Recorded: 01 Jun 2000
Dr. Demerec was marvelous—he really was! He was in touch with everything that happened in this place, both in the biological laboratories and in the Carnegie. Down to the last details. He really—concerned himself with—this may be embarrassing, but my husband was commuting and one day he told my husband, “If you have time, stop by Macy’s. They have a sale on toilet seats.” He was very anxious save money and he would come into a lab and if someone was using the cover of Petri dish as an ashtray he would have a fit. “Twenty-five cents they said,” and he actually went out once and bought nickel ashtrays in Woolworth’s and put them all around in everybody’s labs. But that was just that kind of concern with details—it probably explains why he kept this place running so well for so long on such a shoestring. Nobody else could do it very well that way afterwards.

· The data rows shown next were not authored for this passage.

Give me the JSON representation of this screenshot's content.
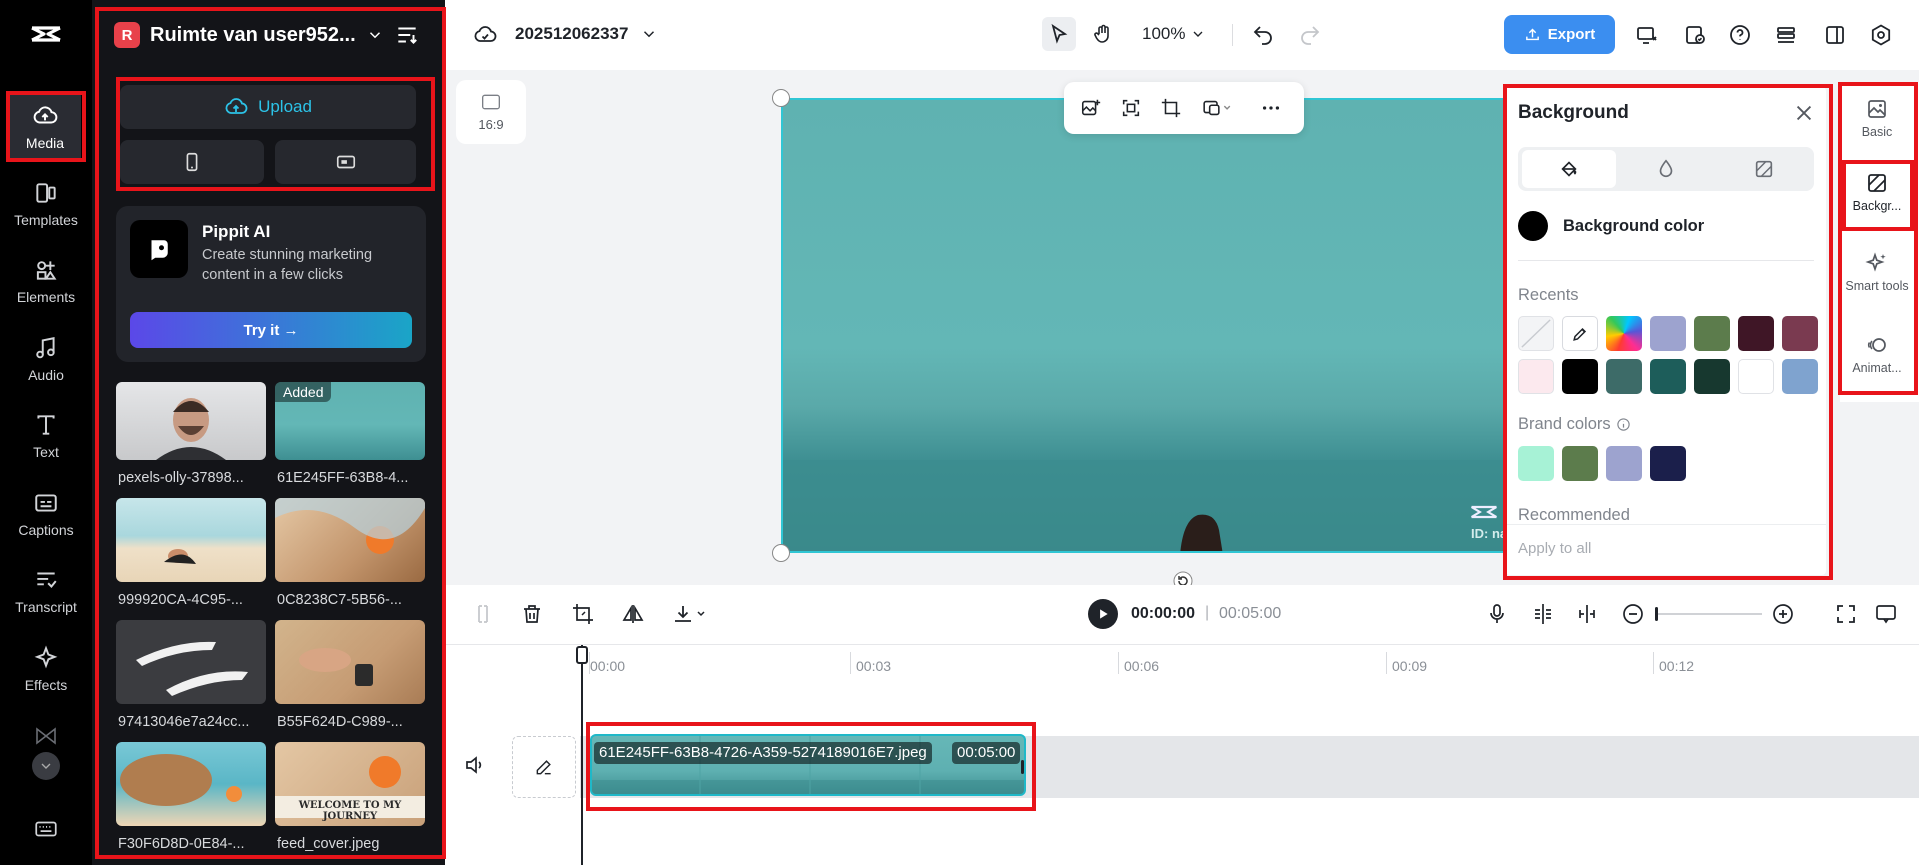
{
  "app": {
    "logo_icon": "capcut-logo-icon"
  },
  "leftnav": {
    "items": [
      {
        "label": "Media",
        "icon": "cloud-upload-icon"
      },
      {
        "label": "Templates",
        "icon": "templates-icon"
      },
      {
        "label": "Elements",
        "icon": "elements-icon"
      },
      {
        "label": "Audio",
        "icon": "music-note-icon"
      },
      {
        "label": "Text",
        "icon": "text-icon"
      },
      {
        "label": "Captions",
        "icon": "captions-icon"
      },
      {
        "label": "Transcript",
        "icon": "transcript-icon"
      },
      {
        "label": "Effects",
        "icon": "sparkle-icon"
      }
    ]
  },
  "mediapanel": {
    "workspace_badge": "R",
    "workspace_name": "Ruimte van user952...",
    "upload_label": "Upload",
    "pippit": {
      "title": "Pippit AI",
      "description": "Create stunning marketing content in a few clicks",
      "cta": "Try it →"
    },
    "thumbs": [
      {
        "label": "pexels-olly-37898...",
        "added": ""
      },
      {
        "label": "61E245FF-63B8-4...",
        "added": "Added"
      },
      {
        "label": "999920CA-4C95-...",
        "added": ""
      },
      {
        "label": "0C8238C7-5B56-...",
        "added": ""
      },
      {
        "label": "97413046e7a24cc...",
        "added": ""
      },
      {
        "label": "B55F624D-C989-...",
        "added": ""
      },
      {
        "label": "F30F6D8D-0E84-...",
        "added": ""
      },
      {
        "label": "feed_cover.jpeg",
        "added": "",
        "overlay": "WELCOME TO MY JOURNEY"
      }
    ]
  },
  "topbar": {
    "project_name": "202512062337",
    "zoom": "100%",
    "export_label": "Export"
  },
  "canvas": {
    "ratio_label": "16:9",
    "watermark_id": "ID: na"
  },
  "bgpanel": {
    "title": "Background",
    "color_label": "Background color",
    "recents_label": "Recents",
    "brand_label": "Brand colors",
    "recommended_label": "Recommended",
    "apply_all": "Apply to all",
    "recents": [
      "none",
      "eyedropper",
      "rainbow",
      "#9da3cf",
      "#5c7c4c",
      "#3f1626",
      "#7a3a50",
      "#fce9ee",
      "#000000",
      "#3d6b68",
      "#1d5d5a",
      "#17382f",
      "#ffffff",
      "#7fa3cf"
    ],
    "brand": [
      "#a7f2d6",
      "#5c7c4c",
      "#9da3cf",
      "#1b1f4b"
    ],
    "selected_color": "#000000"
  },
  "rightstrip": {
    "items": [
      {
        "label": "Basic",
        "icon": "image-basic-icon"
      },
      {
        "label": "Backgr...",
        "icon": "background-icon"
      },
      {
        "label": "Smart tools",
        "icon": "smart-tools-icon"
      },
      {
        "label": "Animat...",
        "icon": "animation-icon"
      }
    ]
  },
  "playback": {
    "current_time": "00:00:00",
    "separator": "|",
    "total_time": "00:05:00"
  },
  "timeline": {
    "ruler": [
      "00:00",
      "00:03",
      "00:06",
      "00:09",
      "00:12"
    ],
    "clip_name": "61E245FF-63B8-4726-A359-5274189016E7.jpeg",
    "clip_duration": "00:05:00"
  }
}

But his science was really very innovative for someone who had so much of his career with higher organisms; he was the only one of the classical geneticists who really plunged into bacterial work at this time. And did some amazingly important work. And I guess I worked with him, he was more my mentor than anyone else I mean from day to day. When Luria was here I got a lot of help from him but mostly I interacted with Dr. Demerec and I learned a great deal from him.

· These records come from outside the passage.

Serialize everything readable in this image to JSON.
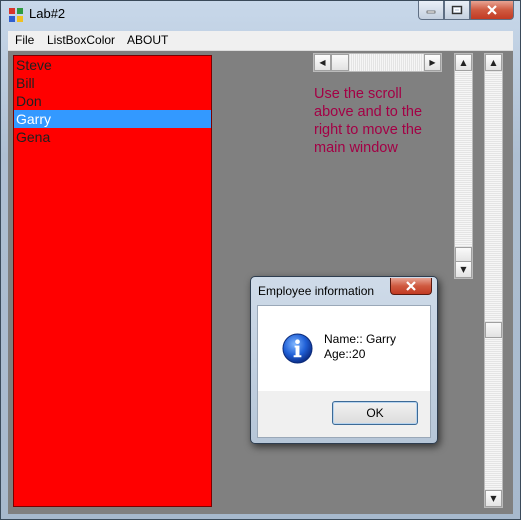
{
  "window": {
    "title": "Lab#2"
  },
  "menu": {
    "items": [
      "File",
      "ListBoxColor",
      "ABOUT"
    ]
  },
  "listbox": {
    "items": [
      "Steve",
      "Bill",
      "Don",
      "Garry",
      "Gena"
    ],
    "selected": "Garry",
    "background": "#ff0000",
    "selection_color": "#3399ff"
  },
  "hint": {
    "text": "Use the scroll above and to the right to move the main window",
    "color": "#a30045"
  },
  "scrollbars": {
    "horizontal": {
      "left_arrow": "◀",
      "right_arrow": "▶"
    },
    "vertical_short": {
      "up_arrow": "▲",
      "down_arrow": "▼"
    },
    "vertical_long": {
      "up_arrow": "▲",
      "down_arrow": "▼"
    }
  },
  "dialog": {
    "title": "Employee information",
    "name_line": "Name:: Garry",
    "age_line": "Age::20",
    "ok_label": "OK",
    "icon": "info-icon"
  },
  "colors": {
    "client_background": "#808080"
  }
}
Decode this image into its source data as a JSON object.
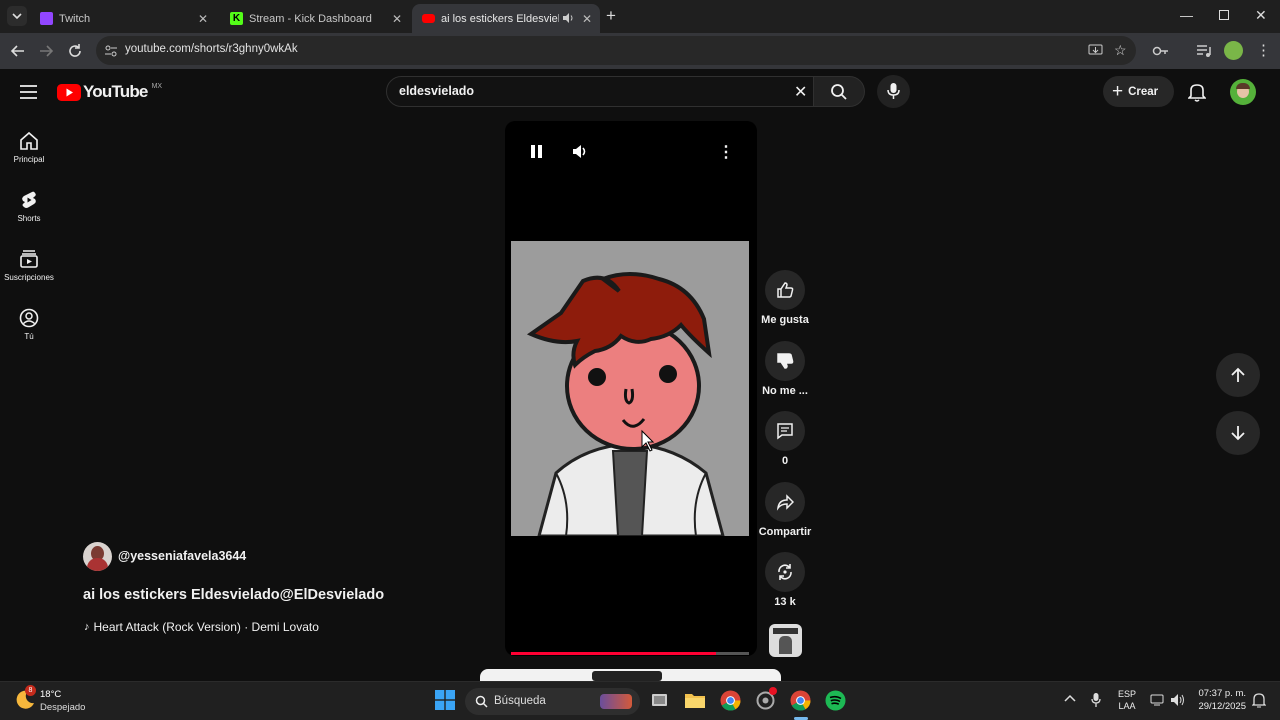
{
  "browser": {
    "tabs": [
      {
        "title": "Twitch",
        "favicon": "twitch-icon",
        "color": "#9146ff"
      },
      {
        "title": "Stream - Kick Dashboard",
        "favicon": "kick-icon",
        "color": "#53fc18"
      },
      {
        "title": "ai los estickers Eldesvielado",
        "favicon": "youtube-icon",
        "color": "#ff0000",
        "active": true
      }
    ],
    "new_tab": "+",
    "url": "youtube.com/shorts/r3ghny0wkAk"
  },
  "youtube": {
    "logo_text": "YouTube",
    "region": "MX",
    "search_value": "eldesvielado",
    "create_label": "Crear",
    "sidebar": [
      {
        "label": "Principal",
        "icon": "home-icon"
      },
      {
        "label": "Shorts",
        "icon": "shorts-icon"
      },
      {
        "label": "Suscripciones",
        "icon": "subscriptions-icon"
      },
      {
        "label": "Tú",
        "icon": "you-icon"
      }
    ],
    "short": {
      "channel": "@yesseniafavela3644",
      "title": "ai los estickers Eldesvielado@ElDesvielado",
      "music": "Heart Attack (Rock Version) · Demi Lovato",
      "progress_pct": 86
    },
    "actions": {
      "like": "Me gusta",
      "dislike": "No me ...",
      "comments": "0",
      "share": "Compartir",
      "remix": "13 k"
    }
  },
  "taskbar": {
    "weather_temp": "18°C",
    "weather_desc": "Despejado",
    "weather_badge": "8",
    "search_placeholder": "Búsqueda",
    "lang_top": "ESP",
    "lang_bottom": "LAA",
    "time": "07:37 p. m.",
    "date": "29/12/2025"
  },
  "colors": {
    "accent": "#ff0033",
    "youtube_red": "#ff0000",
    "spotify": "#1db954"
  }
}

Evelyn Witkin is a leading bacterial geneticist. She earned her Ph.D. in 1947 with Theodosius Dobzhansky at Columbia University for her Drosophila research. Her interests evolved from Drosophila genetics to bacterial genetics, and she spent the summer of 1944 at Cold Spring Harbor, where she isolated a radiation-resistant mutant of E. coli. Witkin remained at the Carnegie Institution Department of Genetics at Cold Spring Harbor until 1955.

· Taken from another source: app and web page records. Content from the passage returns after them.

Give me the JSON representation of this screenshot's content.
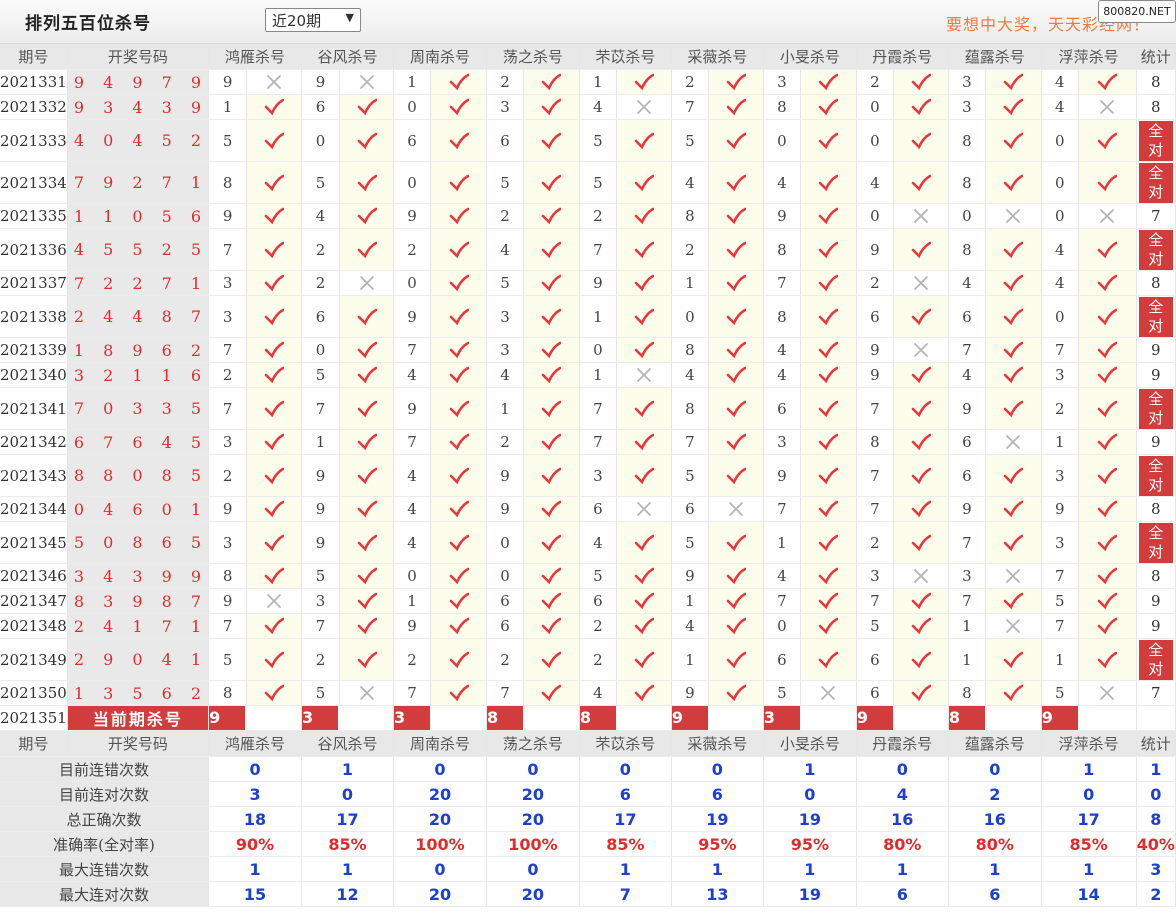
{
  "header": {
    "title": "排列五百位杀号",
    "period_select": "近20期",
    "slogan": "要想中大奖，天天彩经网！",
    "badge": "800820.NET"
  },
  "columns": {
    "period": "期号",
    "draw": "开奖号码",
    "experts": [
      "鸿雁杀号",
      "谷风杀号",
      "周南杀号",
      "荡之杀号",
      "芣苡杀号",
      "采薇杀号",
      "小旻杀号",
      "丹霞杀号",
      "蕴露杀号",
      "浮萍杀号"
    ],
    "stat": "统计"
  },
  "all_correct_label": "全对",
  "rows": [
    {
      "period": "2021331",
      "draw": "94979",
      "kills": [
        9,
        9,
        1,
        2,
        1,
        2,
        3,
        2,
        3,
        4
      ],
      "hits": [
        0,
        0,
        1,
        1,
        1,
        1,
        1,
        1,
        1,
        1
      ],
      "stat": "8"
    },
    {
      "period": "2021332",
      "draw": "93439",
      "kills": [
        1,
        6,
        0,
        3,
        4,
        7,
        8,
        0,
        3,
        4
      ],
      "hits": [
        1,
        1,
        1,
        1,
        0,
        1,
        1,
        1,
        1,
        0
      ],
      "stat": "8"
    },
    {
      "period": "2021333",
      "draw": "40452",
      "kills": [
        5,
        0,
        6,
        6,
        5,
        5,
        0,
        0,
        8,
        0
      ],
      "hits": [
        1,
        1,
        1,
        1,
        1,
        1,
        1,
        1,
        1,
        1
      ],
      "stat": "全对"
    },
    {
      "period": "2021334",
      "draw": "79271",
      "kills": [
        8,
        5,
        0,
        5,
        5,
        4,
        4,
        4,
        8,
        0
      ],
      "hits": [
        1,
        1,
        1,
        1,
        1,
        1,
        1,
        1,
        1,
        1
      ],
      "stat": "全对"
    },
    {
      "period": "2021335",
      "draw": "11056",
      "kills": [
        9,
        4,
        9,
        2,
        2,
        8,
        9,
        0,
        0,
        0
      ],
      "hits": [
        1,
        1,
        1,
        1,
        1,
        1,
        1,
        0,
        0,
        0
      ],
      "stat": "7"
    },
    {
      "period": "2021336",
      "draw": "45525",
      "kills": [
        7,
        2,
        2,
        4,
        7,
        2,
        8,
        9,
        8,
        4
      ],
      "hits": [
        1,
        1,
        1,
        1,
        1,
        1,
        1,
        1,
        1,
        1
      ],
      "stat": "全对"
    },
    {
      "period": "2021337",
      "draw": "72271",
      "kills": [
        3,
        2,
        0,
        5,
        9,
        1,
        7,
        2,
        4,
        4
      ],
      "hits": [
        1,
        0,
        1,
        1,
        1,
        1,
        1,
        0,
        1,
        1
      ],
      "stat": "8"
    },
    {
      "period": "2021338",
      "draw": "24487",
      "kills": [
        3,
        6,
        9,
        3,
        1,
        0,
        8,
        6,
        6,
        0
      ],
      "hits": [
        1,
        1,
        1,
        1,
        1,
        1,
        1,
        1,
        1,
        1
      ],
      "stat": "全对"
    },
    {
      "period": "2021339",
      "draw": "18962",
      "kills": [
        7,
        0,
        7,
        3,
        0,
        8,
        4,
        9,
        7,
        7
      ],
      "hits": [
        1,
        1,
        1,
        1,
        1,
        1,
        1,
        0,
        1,
        1
      ],
      "stat": "9"
    },
    {
      "period": "2021340",
      "draw": "32116",
      "kills": [
        2,
        5,
        4,
        4,
        1,
        4,
        4,
        9,
        4,
        3
      ],
      "hits": [
        1,
        1,
        1,
        1,
        0,
        1,
        1,
        1,
        1,
        1
      ],
      "stat": "9"
    },
    {
      "period": "2021341",
      "draw": "70335",
      "kills": [
        7,
        7,
        9,
        1,
        7,
        8,
        6,
        7,
        9,
        2
      ],
      "hits": [
        1,
        1,
        1,
        1,
        1,
        1,
        1,
        1,
        1,
        1
      ],
      "stat": "全对"
    },
    {
      "period": "2021342",
      "draw": "67645",
      "kills": [
        3,
        1,
        7,
        2,
        7,
        7,
        3,
        8,
        6,
        1
      ],
      "hits": [
        1,
        1,
        1,
        1,
        1,
        1,
        1,
        1,
        0,
        1
      ],
      "stat": "9"
    },
    {
      "period": "2021343",
      "draw": "88085",
      "kills": [
        2,
        9,
        4,
        9,
        3,
        5,
        9,
        7,
        6,
        3
      ],
      "hits": [
        1,
        1,
        1,
        1,
        1,
        1,
        1,
        1,
        1,
        1
      ],
      "stat": "全对"
    },
    {
      "period": "2021344",
      "draw": "04601",
      "kills": [
        9,
        9,
        4,
        9,
        6,
        6,
        7,
        7,
        9,
        9
      ],
      "hits": [
        1,
        1,
        1,
        1,
        0,
        0,
        1,
        1,
        1,
        1
      ],
      "stat": "8"
    },
    {
      "period": "2021345",
      "draw": "50865",
      "kills": [
        3,
        9,
        4,
        0,
        4,
        5,
        1,
        2,
        7,
        3
      ],
      "hits": [
        1,
        1,
        1,
        1,
        1,
        1,
        1,
        1,
        1,
        1
      ],
      "stat": "全对"
    },
    {
      "period": "2021346",
      "draw": "34399",
      "kills": [
        8,
        5,
        0,
        0,
        5,
        9,
        4,
        3,
        3,
        7
      ],
      "hits": [
        1,
        1,
        1,
        1,
        1,
        1,
        1,
        0,
        0,
        1
      ],
      "stat": "8"
    },
    {
      "period": "2021347",
      "draw": "83987",
      "kills": [
        9,
        3,
        1,
        6,
        6,
        1,
        7,
        7,
        7,
        5
      ],
      "hits": [
        0,
        1,
        1,
        1,
        1,
        1,
        1,
        1,
        1,
        1
      ],
      "stat": "9"
    },
    {
      "period": "2021348",
      "draw": "24171",
      "kills": [
        7,
        7,
        9,
        6,
        2,
        4,
        0,
        5,
        1,
        7
      ],
      "hits": [
        1,
        1,
        1,
        1,
        1,
        1,
        1,
        1,
        0,
        1
      ],
      "stat": "9"
    },
    {
      "period": "2021349",
      "draw": "29041",
      "kills": [
        5,
        2,
        2,
        2,
        2,
        1,
        6,
        6,
        1,
        1
      ],
      "hits": [
        1,
        1,
        1,
        1,
        1,
        1,
        1,
        1,
        1,
        1
      ],
      "stat": "全对"
    },
    {
      "period": "2021350",
      "draw": "13562",
      "kills": [
        8,
        5,
        7,
        7,
        4,
        9,
        5,
        6,
        8,
        5
      ],
      "hits": [
        1,
        0,
        1,
        1,
        1,
        1,
        0,
        1,
        1,
        0
      ],
      "stat": "7"
    }
  ],
  "current": {
    "period": "2021351",
    "label": "当前期杀号",
    "kills": [
      9,
      3,
      3,
      8,
      8,
      9,
      3,
      9,
      8,
      9
    ]
  },
  "summary": [
    {
      "label": "目前连错次数",
      "values": [
        "0",
        "1",
        "0",
        "0",
        "0",
        "0",
        "1",
        "0",
        "0",
        "1",
        "1"
      ],
      "red": false
    },
    {
      "label": "目前连对次数",
      "values": [
        "3",
        "0",
        "20",
        "20",
        "6",
        "6",
        "0",
        "4",
        "2",
        "0",
        "0"
      ],
      "red": false
    },
    {
      "label": "总正确次数",
      "values": [
        "18",
        "17",
        "20",
        "20",
        "17",
        "19",
        "19",
        "16",
        "16",
        "17",
        "8"
      ],
      "red": false
    },
    {
      "label": "准确率(全对率)",
      "values": [
        "90%",
        "85%",
        "100%",
        "100%",
        "85%",
        "95%",
        "95%",
        "80%",
        "80%",
        "85%",
        "40%"
      ],
      "red": true
    },
    {
      "label": "最大连错次数",
      "values": [
        "1",
        "1",
        "0",
        "0",
        "1",
        "1",
        "1",
        "1",
        "1",
        "1",
        "3"
      ],
      "red": false
    },
    {
      "label": "最大连对次数",
      "values": [
        "15",
        "12",
        "20",
        "20",
        "7",
        "13",
        "19",
        "6",
        "6",
        "14",
        "2"
      ],
      "red": false
    }
  ],
  "colors": {
    "check": "#e8383d",
    "cross": "#b5b5b5",
    "accent": "#d23c3c",
    "blue": "#1e3fcf"
  }
}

In 1971, she was appointed Professor of Biological Sciences at Douglass College, Rutgers University, and was named Barbara McClintock Professor of Genetics in 1979. Witkin moved to the Wakeman Institute at Rutgers University in 1983. Among her many honors are membership in the National Academy of Sciences (1977), Fellow of the American Association for the Advancement of Science (1980), American Women of Science Award for Outstanding Research, and Fellow of the American Academy of Microbiology.